  31. 31. ANTICORRUPTION DONOR PROGRAM COMPONENT UNESCO No governance program. School Not a corruption control program partnership governance program per se, but builds local community management of schools through “cadre de concértation” approach World Bank No “good governance” program Anticorruption through per se. Focuses on Public improving public financial Financial Management, budget management and control preparation and expenditure institutions. Indirectly support to control. Finances with direct strengthen local governance. budget subsidies, support to train journalists, and develop local governance through PNDL The information in Table 4 indicates that many of the international donors, including the World Bank with its lead role in the National Program for Local Development (PNDL), USAID with DGL-Felo, the Canadians, Germans, Dutch, Luxembourgeois and Swiss, decided to focus their governance assistance on decentralization and training of local elected officials. In addition to the bilateral and multilateral external actors who support governance reform, Senegal benefits from a good deal of non-state foreign assistance, called “decentralized cooperation,” nearly all of which focuses on local level governance and infrastructure.
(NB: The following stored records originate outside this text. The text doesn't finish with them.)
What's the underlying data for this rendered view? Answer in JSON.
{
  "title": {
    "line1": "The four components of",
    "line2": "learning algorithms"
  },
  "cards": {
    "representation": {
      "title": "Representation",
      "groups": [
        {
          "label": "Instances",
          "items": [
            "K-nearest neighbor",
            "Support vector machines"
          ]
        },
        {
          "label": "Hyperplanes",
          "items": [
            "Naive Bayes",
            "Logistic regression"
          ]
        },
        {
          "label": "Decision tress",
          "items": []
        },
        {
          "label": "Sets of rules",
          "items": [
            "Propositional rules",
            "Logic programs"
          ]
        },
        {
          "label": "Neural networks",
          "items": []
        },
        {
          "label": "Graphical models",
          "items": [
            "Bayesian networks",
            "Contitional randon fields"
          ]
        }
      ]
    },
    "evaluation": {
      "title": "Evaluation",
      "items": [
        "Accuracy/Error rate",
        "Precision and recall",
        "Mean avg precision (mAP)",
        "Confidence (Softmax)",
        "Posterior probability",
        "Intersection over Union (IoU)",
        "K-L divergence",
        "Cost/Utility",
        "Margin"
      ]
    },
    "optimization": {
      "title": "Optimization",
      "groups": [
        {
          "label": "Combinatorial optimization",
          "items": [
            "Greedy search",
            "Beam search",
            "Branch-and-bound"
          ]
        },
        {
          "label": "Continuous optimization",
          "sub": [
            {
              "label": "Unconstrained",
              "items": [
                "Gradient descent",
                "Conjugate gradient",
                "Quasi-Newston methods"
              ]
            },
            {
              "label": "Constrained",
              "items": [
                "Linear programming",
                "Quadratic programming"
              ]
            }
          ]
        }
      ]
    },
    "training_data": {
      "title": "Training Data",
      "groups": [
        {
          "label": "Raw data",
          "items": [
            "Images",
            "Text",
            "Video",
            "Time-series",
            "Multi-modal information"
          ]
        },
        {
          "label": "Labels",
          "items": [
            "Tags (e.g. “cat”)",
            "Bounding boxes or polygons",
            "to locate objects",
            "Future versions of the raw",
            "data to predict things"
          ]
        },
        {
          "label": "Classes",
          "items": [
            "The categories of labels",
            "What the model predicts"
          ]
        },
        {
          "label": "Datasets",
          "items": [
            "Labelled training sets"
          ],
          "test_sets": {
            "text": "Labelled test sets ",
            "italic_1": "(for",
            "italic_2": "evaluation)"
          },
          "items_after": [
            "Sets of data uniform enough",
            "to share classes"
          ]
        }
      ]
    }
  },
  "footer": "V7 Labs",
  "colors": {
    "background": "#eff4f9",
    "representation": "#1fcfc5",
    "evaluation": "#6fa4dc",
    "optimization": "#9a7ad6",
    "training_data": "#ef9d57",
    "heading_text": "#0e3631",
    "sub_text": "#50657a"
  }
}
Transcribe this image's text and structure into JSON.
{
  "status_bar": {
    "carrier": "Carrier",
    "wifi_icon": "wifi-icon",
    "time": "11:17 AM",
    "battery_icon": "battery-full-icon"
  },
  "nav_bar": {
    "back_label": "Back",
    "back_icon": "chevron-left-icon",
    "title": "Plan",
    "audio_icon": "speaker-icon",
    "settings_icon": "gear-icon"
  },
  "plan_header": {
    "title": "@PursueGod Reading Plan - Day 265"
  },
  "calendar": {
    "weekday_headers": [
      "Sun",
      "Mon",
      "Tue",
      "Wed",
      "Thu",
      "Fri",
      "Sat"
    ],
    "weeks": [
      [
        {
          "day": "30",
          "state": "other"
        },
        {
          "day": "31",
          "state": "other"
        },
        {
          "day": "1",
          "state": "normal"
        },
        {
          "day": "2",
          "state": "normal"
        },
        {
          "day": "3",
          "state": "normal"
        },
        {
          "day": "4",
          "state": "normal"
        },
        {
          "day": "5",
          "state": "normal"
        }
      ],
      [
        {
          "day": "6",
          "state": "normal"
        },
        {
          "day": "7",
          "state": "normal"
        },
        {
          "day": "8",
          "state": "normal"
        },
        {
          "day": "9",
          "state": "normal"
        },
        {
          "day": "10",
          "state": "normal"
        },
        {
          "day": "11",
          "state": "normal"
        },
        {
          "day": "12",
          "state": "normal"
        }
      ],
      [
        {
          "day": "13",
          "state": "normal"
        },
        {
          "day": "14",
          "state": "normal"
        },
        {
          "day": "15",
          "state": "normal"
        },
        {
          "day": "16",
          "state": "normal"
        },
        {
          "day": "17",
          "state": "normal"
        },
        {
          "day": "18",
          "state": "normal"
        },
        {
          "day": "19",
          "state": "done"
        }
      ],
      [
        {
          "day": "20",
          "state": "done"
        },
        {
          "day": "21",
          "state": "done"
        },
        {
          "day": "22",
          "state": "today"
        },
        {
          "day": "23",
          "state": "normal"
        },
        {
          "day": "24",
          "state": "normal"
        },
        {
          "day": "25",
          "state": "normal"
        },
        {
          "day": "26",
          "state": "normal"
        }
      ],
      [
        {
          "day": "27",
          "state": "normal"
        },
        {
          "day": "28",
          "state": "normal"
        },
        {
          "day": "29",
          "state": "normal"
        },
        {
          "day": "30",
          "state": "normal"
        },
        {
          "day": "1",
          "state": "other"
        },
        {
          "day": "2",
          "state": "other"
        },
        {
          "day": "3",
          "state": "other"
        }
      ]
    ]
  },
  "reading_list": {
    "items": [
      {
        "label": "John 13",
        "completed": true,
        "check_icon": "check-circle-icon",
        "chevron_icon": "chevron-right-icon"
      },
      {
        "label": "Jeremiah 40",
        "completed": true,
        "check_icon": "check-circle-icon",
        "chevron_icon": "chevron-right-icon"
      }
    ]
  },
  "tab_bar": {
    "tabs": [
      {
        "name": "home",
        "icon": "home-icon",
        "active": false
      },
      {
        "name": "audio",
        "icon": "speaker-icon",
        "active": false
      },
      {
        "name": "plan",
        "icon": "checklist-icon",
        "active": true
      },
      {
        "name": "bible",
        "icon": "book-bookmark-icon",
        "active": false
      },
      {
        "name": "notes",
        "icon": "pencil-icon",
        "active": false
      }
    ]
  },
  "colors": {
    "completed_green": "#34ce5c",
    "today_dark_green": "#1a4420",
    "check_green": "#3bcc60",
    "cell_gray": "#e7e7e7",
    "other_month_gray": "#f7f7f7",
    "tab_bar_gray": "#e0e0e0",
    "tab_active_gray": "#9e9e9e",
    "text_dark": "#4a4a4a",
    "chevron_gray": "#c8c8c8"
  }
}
Recently, several of these donors have shifted their approach to include national level activities as well, following their analysis that working only at the local level is insufficient to promote system-wide change. Several have even resumed direct budget support as part of their “governance” portfolio. In terms of policy dialogue, the major donors have jointly addressed their concerns to the Prime Minister and President on several occasions. Interviews with these actors indicate that they do not feel that the GOS has been particularly responsive to these appeals. While it is indisputable that donors constitute a force for reform, it is also clear that many of them express frustration about having an impact on the policies and behavior of the central state, and that donor coordination in the area of good governance and anticorruption is not very strong and is of questionable effectiveness. The most important achievement to date has been the passage of the 2007 Public Procurement Law with its accompanying monitoring capability in the ARMP. The mobilization for this took several years and significant donor cooperation, without which it is very unlikely that the law would have been passed. Now it remains to be seen how it will be implemented Internal Forces—within the State Interviews conducted in the course of this study revealed that there are Senegalese who strongly support governance reform. These are essentially found in the specialized agencies, notably in the Anticorruption Commission, in the PNBG, and in the control organizations--the State Inspectorate General (IGE) and Cour des Comptes. In all of these agencies, many civil servants have expressed the desire for more authority and resources to do their job properly. There was no indication, however, that they have much capacity to influence decision making. Perhaps more promising is the evidence that within technical ministries there are civil servants who want to re-establish the credibility and professionalization of their services and who have taken seriously the CORRUPTION ASSESSMENT: SENEGAL 19